++++ Provided data

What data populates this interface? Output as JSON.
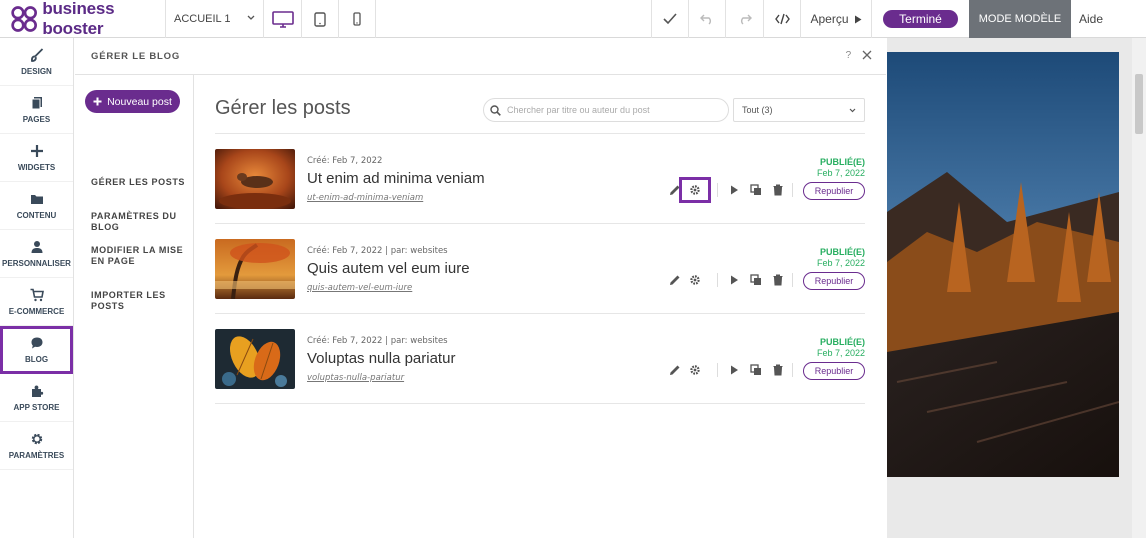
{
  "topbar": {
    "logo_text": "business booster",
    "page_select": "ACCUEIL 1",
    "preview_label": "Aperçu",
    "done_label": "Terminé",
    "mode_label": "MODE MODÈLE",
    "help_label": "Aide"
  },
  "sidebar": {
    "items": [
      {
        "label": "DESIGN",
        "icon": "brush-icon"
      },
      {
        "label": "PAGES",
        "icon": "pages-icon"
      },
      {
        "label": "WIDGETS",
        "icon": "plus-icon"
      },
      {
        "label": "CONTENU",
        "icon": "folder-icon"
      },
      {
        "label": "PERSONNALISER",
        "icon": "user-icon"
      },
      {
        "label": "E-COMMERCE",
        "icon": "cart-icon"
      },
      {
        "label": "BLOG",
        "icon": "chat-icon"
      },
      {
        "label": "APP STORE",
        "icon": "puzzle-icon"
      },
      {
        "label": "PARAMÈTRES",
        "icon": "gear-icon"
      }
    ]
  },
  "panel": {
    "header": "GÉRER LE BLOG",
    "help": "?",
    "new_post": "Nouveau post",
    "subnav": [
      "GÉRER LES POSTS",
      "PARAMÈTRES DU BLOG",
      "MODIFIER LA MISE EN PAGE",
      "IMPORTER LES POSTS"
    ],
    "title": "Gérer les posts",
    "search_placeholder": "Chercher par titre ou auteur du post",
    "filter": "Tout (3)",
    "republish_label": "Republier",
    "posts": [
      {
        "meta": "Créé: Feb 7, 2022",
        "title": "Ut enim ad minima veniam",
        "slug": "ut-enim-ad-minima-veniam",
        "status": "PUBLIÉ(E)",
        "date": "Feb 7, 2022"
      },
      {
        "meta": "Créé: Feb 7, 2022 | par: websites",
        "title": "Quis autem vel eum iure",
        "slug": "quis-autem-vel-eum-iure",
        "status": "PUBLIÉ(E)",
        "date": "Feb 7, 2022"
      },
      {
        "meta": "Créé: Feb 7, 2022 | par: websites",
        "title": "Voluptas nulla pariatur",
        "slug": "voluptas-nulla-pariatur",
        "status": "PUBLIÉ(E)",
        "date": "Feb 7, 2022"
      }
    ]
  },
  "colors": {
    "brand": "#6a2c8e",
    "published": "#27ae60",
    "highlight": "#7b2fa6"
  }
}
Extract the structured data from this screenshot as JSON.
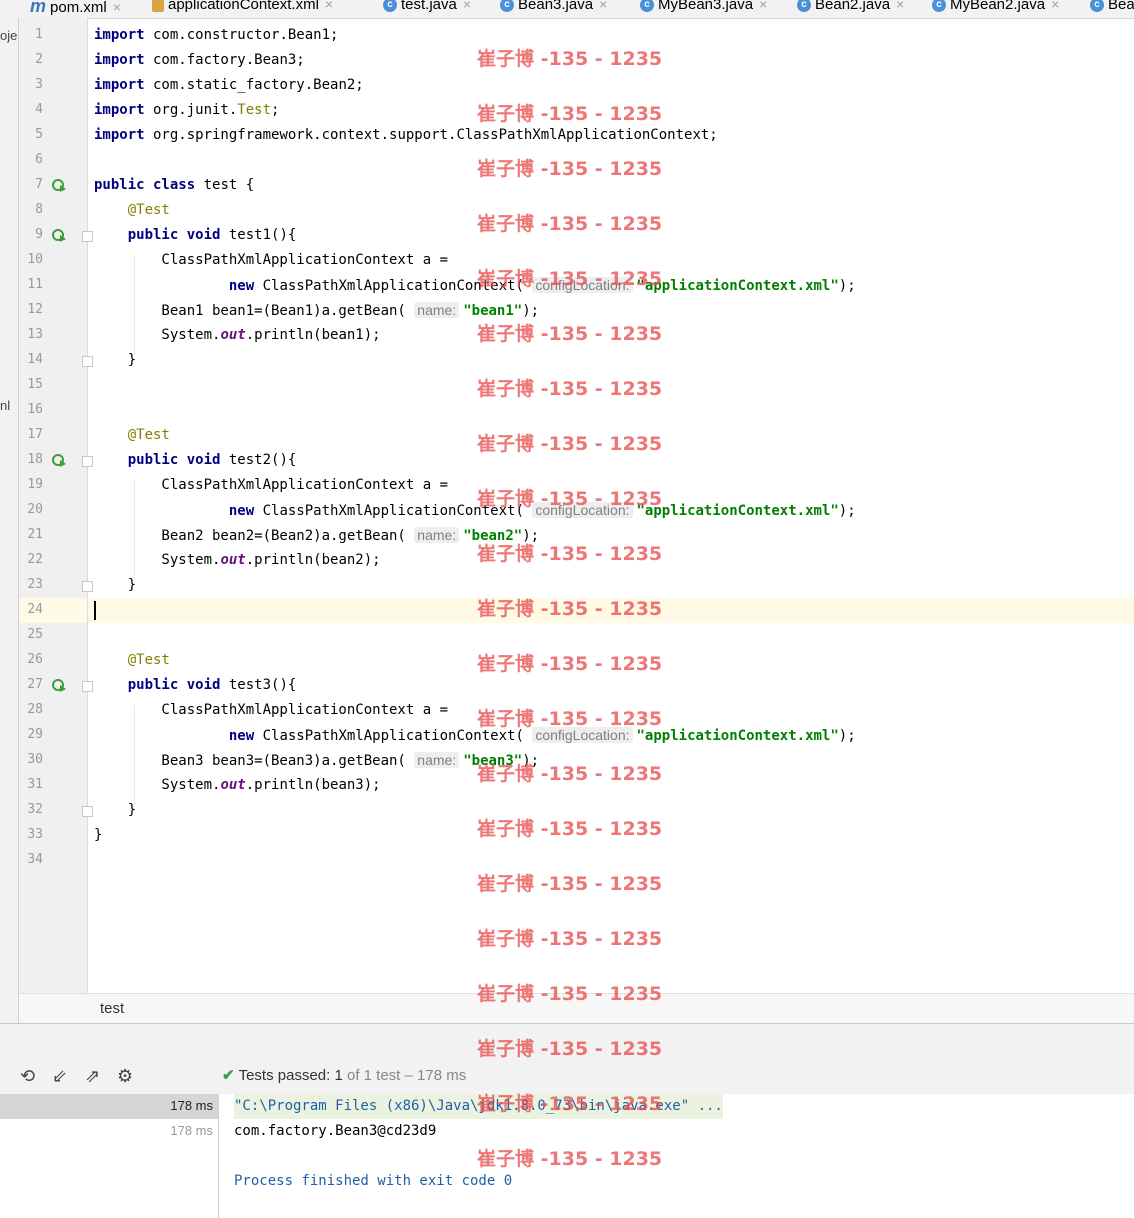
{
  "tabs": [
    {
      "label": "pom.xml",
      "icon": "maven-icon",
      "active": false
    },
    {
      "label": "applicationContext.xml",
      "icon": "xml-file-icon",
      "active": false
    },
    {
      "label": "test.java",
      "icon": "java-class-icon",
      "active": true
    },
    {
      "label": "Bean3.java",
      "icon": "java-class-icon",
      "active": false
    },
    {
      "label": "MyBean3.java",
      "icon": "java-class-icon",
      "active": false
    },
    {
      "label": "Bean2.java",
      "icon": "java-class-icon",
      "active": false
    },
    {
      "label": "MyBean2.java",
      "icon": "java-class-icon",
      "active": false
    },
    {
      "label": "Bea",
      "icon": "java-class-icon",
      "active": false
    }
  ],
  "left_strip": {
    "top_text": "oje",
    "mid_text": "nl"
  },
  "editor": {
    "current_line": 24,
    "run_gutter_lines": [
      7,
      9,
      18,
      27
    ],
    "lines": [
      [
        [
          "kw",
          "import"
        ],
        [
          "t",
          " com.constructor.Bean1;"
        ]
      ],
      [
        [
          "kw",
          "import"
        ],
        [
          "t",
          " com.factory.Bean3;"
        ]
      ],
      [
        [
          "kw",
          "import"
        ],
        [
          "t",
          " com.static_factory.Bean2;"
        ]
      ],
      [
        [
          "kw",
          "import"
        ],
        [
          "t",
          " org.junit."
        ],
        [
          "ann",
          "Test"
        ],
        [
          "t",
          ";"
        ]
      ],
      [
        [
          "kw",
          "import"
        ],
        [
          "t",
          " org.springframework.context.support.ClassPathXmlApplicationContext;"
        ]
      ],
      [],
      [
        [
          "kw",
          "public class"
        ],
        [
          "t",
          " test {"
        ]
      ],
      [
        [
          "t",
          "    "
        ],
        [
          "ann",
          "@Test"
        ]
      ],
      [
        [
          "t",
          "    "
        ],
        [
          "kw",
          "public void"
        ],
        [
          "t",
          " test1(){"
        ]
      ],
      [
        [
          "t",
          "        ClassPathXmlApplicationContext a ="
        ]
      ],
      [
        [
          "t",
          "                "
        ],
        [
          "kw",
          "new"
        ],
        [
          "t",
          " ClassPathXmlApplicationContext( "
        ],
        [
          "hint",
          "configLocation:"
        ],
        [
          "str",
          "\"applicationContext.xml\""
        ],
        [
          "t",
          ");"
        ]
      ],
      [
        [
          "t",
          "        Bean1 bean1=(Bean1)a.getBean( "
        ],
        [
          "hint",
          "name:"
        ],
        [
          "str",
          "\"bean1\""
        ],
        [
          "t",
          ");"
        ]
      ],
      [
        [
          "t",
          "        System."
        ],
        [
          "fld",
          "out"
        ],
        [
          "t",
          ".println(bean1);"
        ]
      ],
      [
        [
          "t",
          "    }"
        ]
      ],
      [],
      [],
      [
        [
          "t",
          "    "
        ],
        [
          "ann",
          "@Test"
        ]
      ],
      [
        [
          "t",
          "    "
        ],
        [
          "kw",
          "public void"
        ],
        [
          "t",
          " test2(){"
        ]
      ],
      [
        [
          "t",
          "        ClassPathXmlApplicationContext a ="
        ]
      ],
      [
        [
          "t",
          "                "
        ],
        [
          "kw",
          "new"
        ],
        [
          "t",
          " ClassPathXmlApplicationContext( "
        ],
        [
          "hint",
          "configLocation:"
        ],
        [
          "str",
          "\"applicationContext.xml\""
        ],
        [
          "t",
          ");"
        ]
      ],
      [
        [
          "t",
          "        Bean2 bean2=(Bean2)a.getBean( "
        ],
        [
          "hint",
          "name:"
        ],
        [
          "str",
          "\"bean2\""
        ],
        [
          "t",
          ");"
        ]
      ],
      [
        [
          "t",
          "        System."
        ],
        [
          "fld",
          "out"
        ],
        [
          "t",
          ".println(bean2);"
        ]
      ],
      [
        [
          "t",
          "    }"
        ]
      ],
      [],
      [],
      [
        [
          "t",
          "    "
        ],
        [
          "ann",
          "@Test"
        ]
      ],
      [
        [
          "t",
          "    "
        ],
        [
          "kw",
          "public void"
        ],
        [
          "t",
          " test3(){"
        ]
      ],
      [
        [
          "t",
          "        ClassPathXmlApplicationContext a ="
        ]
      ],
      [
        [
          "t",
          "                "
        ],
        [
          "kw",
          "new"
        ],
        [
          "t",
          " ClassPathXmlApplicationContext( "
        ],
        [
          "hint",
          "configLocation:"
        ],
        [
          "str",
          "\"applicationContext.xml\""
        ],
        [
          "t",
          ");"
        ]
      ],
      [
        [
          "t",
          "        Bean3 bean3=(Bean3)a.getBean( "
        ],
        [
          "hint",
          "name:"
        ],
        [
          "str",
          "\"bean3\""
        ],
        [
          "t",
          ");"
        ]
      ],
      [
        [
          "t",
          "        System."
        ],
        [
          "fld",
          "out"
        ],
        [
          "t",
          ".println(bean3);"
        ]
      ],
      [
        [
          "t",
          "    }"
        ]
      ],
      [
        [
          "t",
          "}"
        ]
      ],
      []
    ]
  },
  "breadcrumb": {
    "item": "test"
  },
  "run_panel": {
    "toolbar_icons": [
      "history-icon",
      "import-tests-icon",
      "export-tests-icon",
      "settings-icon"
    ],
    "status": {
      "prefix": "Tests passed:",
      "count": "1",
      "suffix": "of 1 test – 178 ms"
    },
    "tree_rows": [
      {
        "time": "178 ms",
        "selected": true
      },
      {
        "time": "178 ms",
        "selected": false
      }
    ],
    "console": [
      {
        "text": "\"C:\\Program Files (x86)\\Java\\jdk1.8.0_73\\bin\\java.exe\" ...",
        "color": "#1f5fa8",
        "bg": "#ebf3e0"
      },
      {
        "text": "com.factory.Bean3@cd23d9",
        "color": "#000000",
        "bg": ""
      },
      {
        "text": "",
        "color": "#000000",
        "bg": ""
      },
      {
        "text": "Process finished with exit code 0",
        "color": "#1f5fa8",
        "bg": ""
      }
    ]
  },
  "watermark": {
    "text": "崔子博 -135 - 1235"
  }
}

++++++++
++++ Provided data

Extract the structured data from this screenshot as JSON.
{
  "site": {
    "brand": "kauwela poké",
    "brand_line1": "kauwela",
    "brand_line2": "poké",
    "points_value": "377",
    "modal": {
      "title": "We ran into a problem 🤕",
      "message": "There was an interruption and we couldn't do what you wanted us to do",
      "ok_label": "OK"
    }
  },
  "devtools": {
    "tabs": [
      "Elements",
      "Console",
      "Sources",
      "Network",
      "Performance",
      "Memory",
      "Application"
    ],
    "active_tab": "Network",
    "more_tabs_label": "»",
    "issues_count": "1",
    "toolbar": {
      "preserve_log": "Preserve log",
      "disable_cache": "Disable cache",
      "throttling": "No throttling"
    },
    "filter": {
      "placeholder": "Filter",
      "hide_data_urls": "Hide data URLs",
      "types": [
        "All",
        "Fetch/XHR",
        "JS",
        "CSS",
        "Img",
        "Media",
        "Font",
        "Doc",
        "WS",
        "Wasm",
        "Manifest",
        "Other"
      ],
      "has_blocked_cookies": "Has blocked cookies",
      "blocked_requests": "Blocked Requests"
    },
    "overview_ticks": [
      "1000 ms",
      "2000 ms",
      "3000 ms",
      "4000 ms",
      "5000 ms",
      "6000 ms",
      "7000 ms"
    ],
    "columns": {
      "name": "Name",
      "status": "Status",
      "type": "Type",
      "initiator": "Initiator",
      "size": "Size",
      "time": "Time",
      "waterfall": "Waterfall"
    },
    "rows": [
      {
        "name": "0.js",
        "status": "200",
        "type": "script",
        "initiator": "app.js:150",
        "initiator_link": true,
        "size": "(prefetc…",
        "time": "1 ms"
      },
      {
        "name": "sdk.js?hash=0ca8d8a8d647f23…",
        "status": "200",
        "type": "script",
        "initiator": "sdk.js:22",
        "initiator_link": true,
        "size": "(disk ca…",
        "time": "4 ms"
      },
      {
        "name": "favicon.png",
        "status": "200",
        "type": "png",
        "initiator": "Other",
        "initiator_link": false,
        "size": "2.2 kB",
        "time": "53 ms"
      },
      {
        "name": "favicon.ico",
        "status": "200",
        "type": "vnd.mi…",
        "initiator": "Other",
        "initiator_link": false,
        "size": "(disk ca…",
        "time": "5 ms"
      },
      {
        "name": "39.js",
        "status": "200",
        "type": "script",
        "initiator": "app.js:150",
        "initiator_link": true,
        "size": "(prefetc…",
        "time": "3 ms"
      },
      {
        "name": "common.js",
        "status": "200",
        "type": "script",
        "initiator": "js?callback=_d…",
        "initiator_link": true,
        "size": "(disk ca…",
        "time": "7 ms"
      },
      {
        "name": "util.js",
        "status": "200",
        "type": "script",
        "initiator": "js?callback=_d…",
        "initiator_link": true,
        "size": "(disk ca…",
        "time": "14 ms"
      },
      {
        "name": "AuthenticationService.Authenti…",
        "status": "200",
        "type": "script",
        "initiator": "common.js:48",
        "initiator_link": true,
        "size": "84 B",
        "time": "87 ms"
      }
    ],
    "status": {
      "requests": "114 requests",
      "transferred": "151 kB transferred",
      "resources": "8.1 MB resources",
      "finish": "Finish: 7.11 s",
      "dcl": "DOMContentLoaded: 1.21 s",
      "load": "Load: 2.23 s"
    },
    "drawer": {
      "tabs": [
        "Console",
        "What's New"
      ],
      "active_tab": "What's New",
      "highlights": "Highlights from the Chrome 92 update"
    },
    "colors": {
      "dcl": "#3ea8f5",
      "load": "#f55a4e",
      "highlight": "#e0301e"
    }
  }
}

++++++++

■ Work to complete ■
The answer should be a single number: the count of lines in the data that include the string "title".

■ Written answer ■
5